As famous as the article is today, at the time it didn’t make many waves. Often Caltech researcher Carver Mead is credited for getting Moore’s Law going – and not only because he was the one who coined the term. Mead often took Moore’s latest plots on the road with him when visiting other academics, electronics companies and the military, becoming a sort of evangelist for the concept. Additionally, he gave it credibility by showing that the miniaturization of transistors made them better, not worse as was commonly assumed.
As more data points landed in the expected places, the industry’s faith in exponential IC growth solidified. And then, at some point, the prophecy turned into a dictate setting a target pace. “Moore’s Law is really about people’s belief in the future and their willingness to put energy into causing that thing to come about,” Mead said. “More than anything, once something like this gets established, it becomes more or less a self-fulfilling prophecy,” Moore agreed.
Most people in the industry will agree, in fact. Still, there’s another take on Moore’s Law. And since that comes with yet another very reassuring prediction about the future, it feels right to honor Moore’s recent passing by discussing it.
Crawled to a halt
The different perspective is largely the work of Walden “Wally” Rhines. The former Mentor Graphics CEO has argued at many a symposium that the remarkably consistent chip-scaling pace over the decades isn’t because of a wild extrapolation from four data points but rather the result of a phenomenon seen in most manufacturing industries: the learning curve. As companies gain experience in the production of a product, so increases their efficiency in the use of inputs such as labor and raw materials, thereby lowering the cost per unit of output. That’s no different, says Rhines, for transistors.

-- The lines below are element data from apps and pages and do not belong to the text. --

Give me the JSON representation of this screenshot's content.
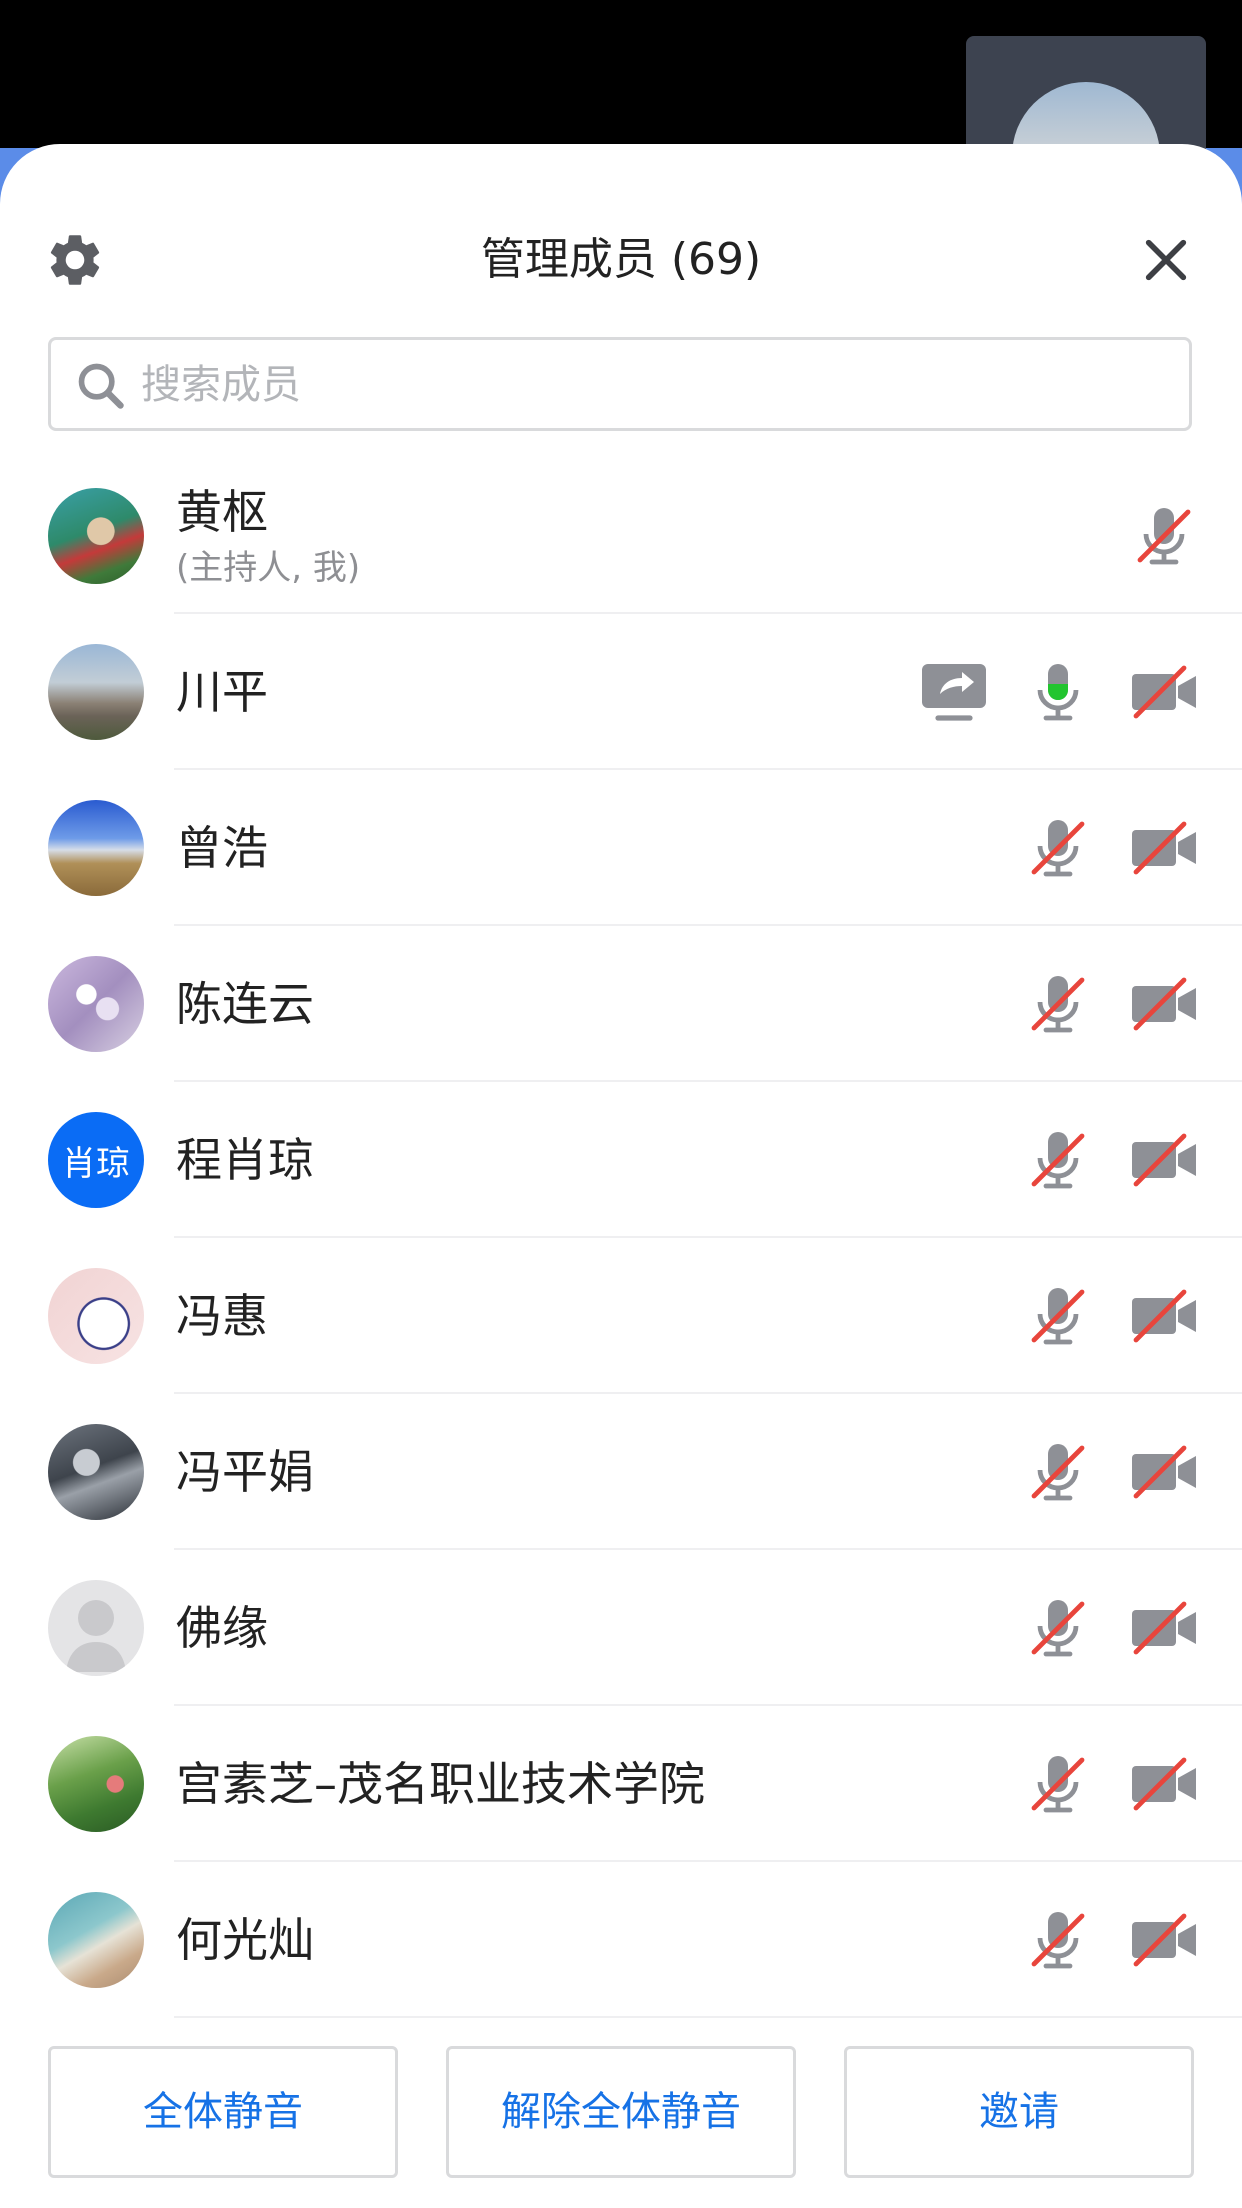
{
  "header": {
    "title": "管理成员 (69)",
    "settings_icon": "gear-icon",
    "close_icon": "close-icon"
  },
  "search": {
    "placeholder": "搜索成员",
    "icon": "search-icon"
  },
  "members": [
    {
      "name": "黄枢",
      "subtitle": "(主持人, 我)",
      "avatar": "photo",
      "mic": "muted",
      "camera": "none",
      "sharing": false
    },
    {
      "name": "川平",
      "avatar": "photo",
      "mic": "active",
      "camera": "off",
      "sharing": true
    },
    {
      "name": "曾浩",
      "avatar": "photo",
      "mic": "muted",
      "camera": "off",
      "sharing": false
    },
    {
      "name": "陈连云",
      "avatar": "photo",
      "mic": "muted",
      "camera": "off",
      "sharing": false
    },
    {
      "name": "程肖琼",
      "avatar_text": "肖琼",
      "avatar_color": "#0a6cf5",
      "mic": "muted",
      "camera": "off",
      "sharing": false
    },
    {
      "name": "冯惠",
      "avatar": "photo",
      "mic": "muted",
      "camera": "off",
      "sharing": false
    },
    {
      "name": "冯平娟",
      "avatar": "photo",
      "mic": "muted",
      "camera": "off",
      "sharing": false
    },
    {
      "name": "佛缘",
      "avatar": "default",
      "mic": "muted",
      "camera": "off",
      "sharing": false
    },
    {
      "name": "宫素芝–茂名职业技术学院",
      "avatar": "photo",
      "mic": "muted",
      "camera": "off",
      "sharing": false
    },
    {
      "name": "何光灿",
      "avatar": "photo",
      "mic": "muted",
      "camera": "off",
      "sharing": false
    }
  ],
  "footer": {
    "mute_all": "全体静音",
    "unmute_all": "解除全体静音",
    "invite": "邀请"
  },
  "colors": {
    "accent": "#1672e6",
    "mute_slash": "#e8453c",
    "mic_active": "#22c52f",
    "icon_gray": "#8e9096"
  }
}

Rhines has the data to back up his thesis. The cost of any type of computing switch plotted against the total accumulated volume of switches is a straight line in a double logarithmic graph. So going from vacuum tubes to discrete transistors to integrated circuits, the cost per switch (adjusted for inflation) has always decreased by a fixed percentage.
“Think of the learning curve as sitting one rung above Moore’s Law in the taxonomy of theories. The data suggest that the learning curve is a universal phenomenon, as near a law of nature as exists in the world of technology manufacturing and indeed anywhere humans engage in a repeated task. Stated plainly, the learning curve doesn’t care how we achieve the reduction in cost per switch, only that we inevitably do since we always have,” Rhines wrote in a guest blog in Scientific American.
The implication is that Moore’s Law, rather than being a self-fulfilling prophecy, is actually somehow contained within science and technology itself. In solid-state technology, but also solar cells, batteries, DNA sequencing and many other sectors. In a way, Moore’s Law was inevitable, although the pace might depend on the society it was born into. But aliens in a faraway galaxy or Soviet engineers completely shielded from the West would end up reducing cost exponentially, too.
The cheery consequence of this perspective is that computing technology will keep improving long after Moore’s Law has finally crawled to a halt. “Moore’s Law will indeed become irrelevant to the semiconductor industry. But the remarkable progress in reducing the cost per bit, and cost per switch, will continue indefinitely, thanks to the learning curve,” Rhines wrote. Surely Gordon Moore would have appreciated that.
Main picture credit: Intel